Director: J.C. Chandor
Every time I would look up A Most Violent Year on IMDB I would see A Most Wanted Man right below it. Now, I seem to be in the minority of people who thought that AMWM was a phenomenal film. Not that critics or audiences hated it, but apparently I loved it more than most. But it hasn’t gotten buzz, won’t be up for many Oscars, isn’t on many lists, and so for that I feel a little bitter. That bitterness was always directed toward AMVY, a movie that is getting so much more attention and, in my mind, undeservedly so. Well, it looks like I’ll have to blame something else for the lack of attention toward a movie I thought was 5-star, because it turns out the film I was angry at for no reason is almost just as good.
The year is 1981, the place New York City. Abel Morales is the owner of an up-and-coming fuel oil business, the son of immigrants who has seized the American Dream by the neck and refuses to let it go. His business is booming and he’s about to become legitimately large, but the violence engulfing the city isn’t sparing the oil-sales world.
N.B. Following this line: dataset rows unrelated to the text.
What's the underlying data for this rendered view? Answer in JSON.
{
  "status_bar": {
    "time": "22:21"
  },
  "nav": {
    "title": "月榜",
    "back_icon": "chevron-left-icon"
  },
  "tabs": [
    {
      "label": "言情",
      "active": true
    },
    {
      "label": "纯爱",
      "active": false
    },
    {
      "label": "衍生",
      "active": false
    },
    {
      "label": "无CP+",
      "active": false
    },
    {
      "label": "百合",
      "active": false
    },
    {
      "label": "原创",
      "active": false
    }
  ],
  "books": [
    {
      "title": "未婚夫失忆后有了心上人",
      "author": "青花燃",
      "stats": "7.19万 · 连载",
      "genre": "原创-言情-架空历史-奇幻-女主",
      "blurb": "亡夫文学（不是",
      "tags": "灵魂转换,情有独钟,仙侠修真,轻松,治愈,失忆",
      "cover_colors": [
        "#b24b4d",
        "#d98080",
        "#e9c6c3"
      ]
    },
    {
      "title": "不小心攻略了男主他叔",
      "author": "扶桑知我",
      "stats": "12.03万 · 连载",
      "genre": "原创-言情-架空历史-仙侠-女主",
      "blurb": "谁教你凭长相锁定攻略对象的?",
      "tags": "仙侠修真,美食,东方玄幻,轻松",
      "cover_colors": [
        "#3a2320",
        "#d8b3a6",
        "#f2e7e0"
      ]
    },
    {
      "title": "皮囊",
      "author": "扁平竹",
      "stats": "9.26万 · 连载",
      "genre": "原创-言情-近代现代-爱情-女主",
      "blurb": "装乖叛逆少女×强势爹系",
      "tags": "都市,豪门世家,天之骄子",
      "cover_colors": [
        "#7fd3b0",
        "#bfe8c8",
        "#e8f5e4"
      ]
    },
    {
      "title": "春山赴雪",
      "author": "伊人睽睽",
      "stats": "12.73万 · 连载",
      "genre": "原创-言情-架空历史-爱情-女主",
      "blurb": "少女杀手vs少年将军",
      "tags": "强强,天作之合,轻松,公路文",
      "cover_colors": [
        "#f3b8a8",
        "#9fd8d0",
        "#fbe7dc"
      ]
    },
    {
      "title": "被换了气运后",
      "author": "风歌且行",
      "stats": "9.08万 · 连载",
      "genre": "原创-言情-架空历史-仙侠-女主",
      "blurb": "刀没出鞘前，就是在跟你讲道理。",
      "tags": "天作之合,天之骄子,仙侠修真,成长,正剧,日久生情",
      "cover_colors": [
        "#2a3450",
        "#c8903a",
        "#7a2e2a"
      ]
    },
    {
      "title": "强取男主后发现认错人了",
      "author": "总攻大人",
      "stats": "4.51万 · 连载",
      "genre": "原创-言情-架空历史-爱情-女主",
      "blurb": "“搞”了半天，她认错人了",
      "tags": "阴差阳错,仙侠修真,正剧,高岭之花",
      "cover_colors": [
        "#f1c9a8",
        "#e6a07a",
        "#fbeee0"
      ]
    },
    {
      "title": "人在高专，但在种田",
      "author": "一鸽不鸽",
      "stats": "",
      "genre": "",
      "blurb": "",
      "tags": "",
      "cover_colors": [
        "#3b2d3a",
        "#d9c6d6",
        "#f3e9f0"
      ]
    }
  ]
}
His competition is stiff, connected, and more like the mob than a fair industry. His trucks are being hijacked right & left, the Feds are creeping up with imagined charges, and the biggest deal of his career is about to go down in flames. But Abel refuses to become sucked into the underground that controls so much of the business around him, refuses to become violent in response to violence, and won’t give up on making it big no matter what it takes.
This film comes off as a major risk miraculously pulled off. It’s a crime/action/thriller without the crime, action, or thrill. Not that it’s boring, not at all, but it takes out the more violent elements of a gangster film, putting its foot down when it comes to cheap blood. It’s like the filmmakers knew what we wanted from this genre, decided not to give it to us, and focused on the actual drama of the situation instead. It could have been colossally boring, but somehow it was great. It’s proof that good cinema is in the acting and the story, not in the standard throwaway excitement. Credit Oscar Isaac with pulling this off, as the movie was laid heavily in his shoulders, with so many dark, cold, slow moments where only he could carry the plot. Jessica Chastain could have been replaced with almost anyone in this role and shouldn’t get a lot of praise for playing a one-note character, although I’m sure she’ll get some undeserved attention. It’s Isaac who should be considered for awards this season, right up there with the greats of the year, for his ability to single-handedly take this gutsy film to the top.
My rating: ☆ ☆ ☆ ☆